The story of a former "Gamin" (Homeless child from the slums from Bogota).

Life and Tango bring him face to face with his greatest enemy: himself. Tango will also bring him love and the self-believe he has always lacked.

1

Blade

 Just one tiny drop of blood. Blade and mind stop. Is it the carotid or the jugular? He knows they both lurk somewhere around here, close to the sharp edge… He used to be so good at anatomy. But he seems to have forgotten all what he ever learnt. Ah! How he wishes he could forget so many other things… The same blade. He always kept it sharp. Twenty four years last Friday.

The blade is still motionless, waiting for a decision. It would be so easy.... Will he ever have the nerve?

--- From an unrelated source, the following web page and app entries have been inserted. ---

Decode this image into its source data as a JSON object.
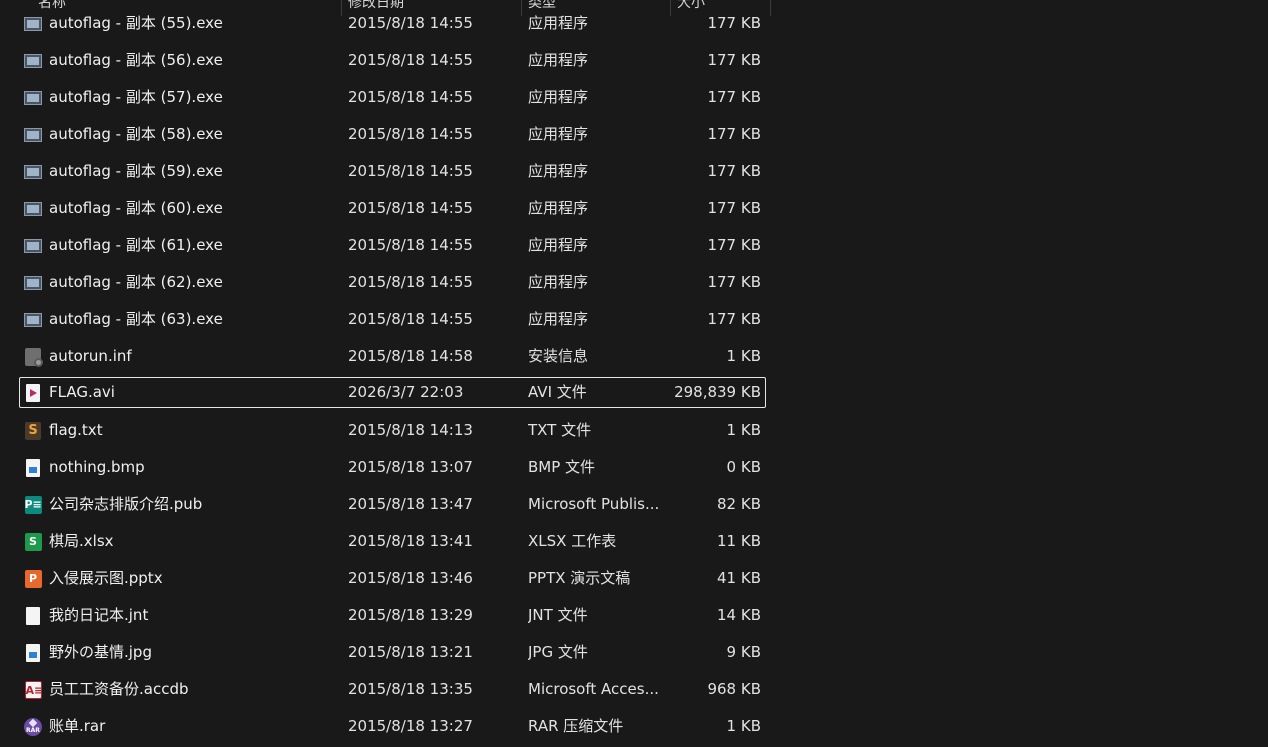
{
  "columns": {
    "name": "名称",
    "date": "修改日期",
    "type": "类型",
    "size": "大小"
  },
  "files": [
    {
      "name": "autoflag - 副本 (55).exe",
      "date": "2015/8/18 14:55",
      "type": "应用程序",
      "size": "177 KB",
      "icon": "exe-icon"
    },
    {
      "name": "autoflag - 副本 (56).exe",
      "date": "2015/8/18 14:55",
      "type": "应用程序",
      "size": "177 KB",
      "icon": "exe-icon"
    },
    {
      "name": "autoflag - 副本 (57).exe",
      "date": "2015/8/18 14:55",
      "type": "应用程序",
      "size": "177 KB",
      "icon": "exe-icon"
    },
    {
      "name": "autoflag - 副本 (58).exe",
      "date": "2015/8/18 14:55",
      "type": "应用程序",
      "size": "177 KB",
      "icon": "exe-icon"
    },
    {
      "name": "autoflag - 副本 (59).exe",
      "date": "2015/8/18 14:55",
      "type": "应用程序",
      "size": "177 KB",
      "icon": "exe-icon"
    },
    {
      "name": "autoflag - 副本 (60).exe",
      "date": "2015/8/18 14:55",
      "type": "应用程序",
      "size": "177 KB",
      "icon": "exe-icon"
    },
    {
      "name": "autoflag - 副本 (61).exe",
      "date": "2015/8/18 14:55",
      "type": "应用程序",
      "size": "177 KB",
      "icon": "exe-icon"
    },
    {
      "name": "autoflag - 副本 (62).exe",
      "date": "2015/8/18 14:55",
      "type": "应用程序",
      "size": "177 KB",
      "icon": "exe-icon"
    },
    {
      "name": "autoflag - 副本 (63).exe",
      "date": "2015/8/18 14:55",
      "type": "应用程序",
      "size": "177 KB",
      "icon": "exe-icon"
    },
    {
      "name": "autorun.inf",
      "date": "2015/8/18 14:58",
      "type": "安装信息",
      "size": "1 KB",
      "icon": "inf-settings-icon"
    },
    {
      "name": "FLAG.avi",
      "date": "2026/3/7 22:03",
      "type": "AVI 文件",
      "size": "298,839 KB",
      "icon": "video-file-icon",
      "selected": true
    },
    {
      "name": "flag.txt",
      "date": "2015/8/18 14:13",
      "type": "TXT 文件",
      "size": "1 KB",
      "icon": "text-file-icon"
    },
    {
      "name": "nothing.bmp",
      "date": "2015/8/18 13:07",
      "type": "BMP 文件",
      "size": "0 KB",
      "icon": "image-file-icon"
    },
    {
      "name": "公司杂志排版介绍.pub",
      "date": "2015/8/18 13:47",
      "type": "Microsoft Publis...",
      "size": "82 KB",
      "icon": "publisher-icon"
    },
    {
      "name": "棋局.xlsx",
      "date": "2015/8/18 13:41",
      "type": "XLSX 工作表",
      "size": "11 KB",
      "icon": "spreadsheet-icon"
    },
    {
      "name": "入侵展示图.pptx",
      "date": "2015/8/18 13:46",
      "type": "PPTX 演示文稿",
      "size": "41 KB",
      "icon": "presentation-icon"
    },
    {
      "name": "我的日记本.jnt",
      "date": "2015/8/18 13:29",
      "type": "JNT 文件",
      "size": "14 KB",
      "icon": "blank-file-icon"
    },
    {
      "name": "野外の基情.jpg",
      "date": "2015/8/18 13:21",
      "type": "JPG 文件",
      "size": "9 KB",
      "icon": "image-file-icon"
    },
    {
      "name": "员工工资备份.accdb",
      "date": "2015/8/18 13:35",
      "type": "Microsoft Acces...",
      "size": "968 KB",
      "icon": "access-database-icon"
    },
    {
      "name": "账单.rar",
      "date": "2015/8/18 13:27",
      "type": "RAR 压缩文件",
      "size": "1 KB",
      "icon": "rar-archive-icon"
    }
  ],
  "icon_labels": {
    "text": "S",
    "publisher": "P≡",
    "spreadsheet": "S",
    "presentation": "P",
    "access": "A≡",
    "rar": "RAR"
  }
}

2

Juancho

Trails of blood left by the careless gang lead to the body.  So much blood. A torrent, like the tears blurring his vision. He scrubs them furiously, the dirty torn sleeve leaving dark trails. Grime is a form of branding. The brand of the pariah.

  He must see clearly. His eyes scrutinize each corner of the square as he emerges from his hiding place behind the enormous pile of smelly trash, heart pounding, body trembling and not just because it's cold.

A few more cautious steps, his knees buckle and he sinks by the body, oblivious to the general stench. 

He was such a fucking coward. But what could he do?

Not even Juancho, strong and agile as he was, had been a match for them.

They were five tonight. Who was the new boy? It didn't matter. He was just as vicious as the others.

He had seen them from his hiding place, blades glinting in the moonlight, silent and diligent in the completion of their murderous task, under el cabezon's orders, he was sure. Nothing the gang did, especially if cruel, was ever any one else's idea. El cabezon was king of the gang and everyone obeyed him.

Jose laid gently a hand on Juancho's chest, his own heart beating fast in hope. But he already knew. Juancho's face looked so peaceful, a bit paler than usual, eyes still opened to the stars, but otherwise the same face he had looked up to so many times under the same night sky.

He is alone now. Really alone for the first time in his existence or in his notion of it. He knows he was alone before Juancho found him, a tiny bundle under the bridge of La Calle Veintiseis.

But now, Juancho is gone. Who will protect him? He knows exactly who and what awaits him in the streets tonight.

He wipes his nose on his sleeve while bravely searching the broken body for the blade: Juancho's blade, under the uncertain light of dawn, the certain smells of death, decay, human depravity, and the certain fear, gathering in his guts. He hopes they didn't take it. At least it is a weapon. His only defense and his only memento of the only father he ever knew.

Juancho's body lies there, still and quiet, surrounded by the leftovers of greed, perhaps the only appropriate shroud for a dead child of the streets: a mountain of trash piling up around him.

.Tonight they will probably have him again, unless he runs away or manages to defend himself. Fat hope! They killed Juancho, not only much older than him but strong, fast, and good with the blade. They will kill him too. But no way El Cabezon or Poroto are going to have him again. He still remembers the fear and the pain. How they pushed him and kicked him and thrust their swollen members inside his powerless body, one after the other, oblivious to his screams and tears, during that endless night, the only night that Juancho was away,. He remembers their gross laughter; their gross jokes. Until Juancho came back and then they had to face the fury of the little man. Small but strong, a tiger bounding over them, his cut-throat razor flashing in his hands, dancing a mortal dance on his short bowed legs. How much Jose loved him that night. How lucky he felt to be his protégée. Oh Juancho! He knows they killed him because of that. Because of him!

 He hopes they didn't take the blade. No. they didn't. It is still there, in Juancho's pocket! With a sigh of relief he clutches the small but deadly weapon and hides in his pocket. He looks around once more, just to find the enquiring eyes of a scraggy dog scavenging the scraps of rich and poor last week's dinner, one last look at the young body, which will have the honorable burial of so many homeless: left to rot and be eaten by the rats and the vermin, the only happy inhabitants of the big city's trash heap.

 The only father he ever knew, and yet he has to run away, pulling the dirty top  over his blond curls, those curls to which he owes more than one cruel nickname, hundreds of dirty jokes and a rape. Those blond curls that have made of him target for perverts of all ages in the dark slum's streets.

Those streets now swallow him with jaws of misery and want into the hungry, cruel entrails of Bogotá.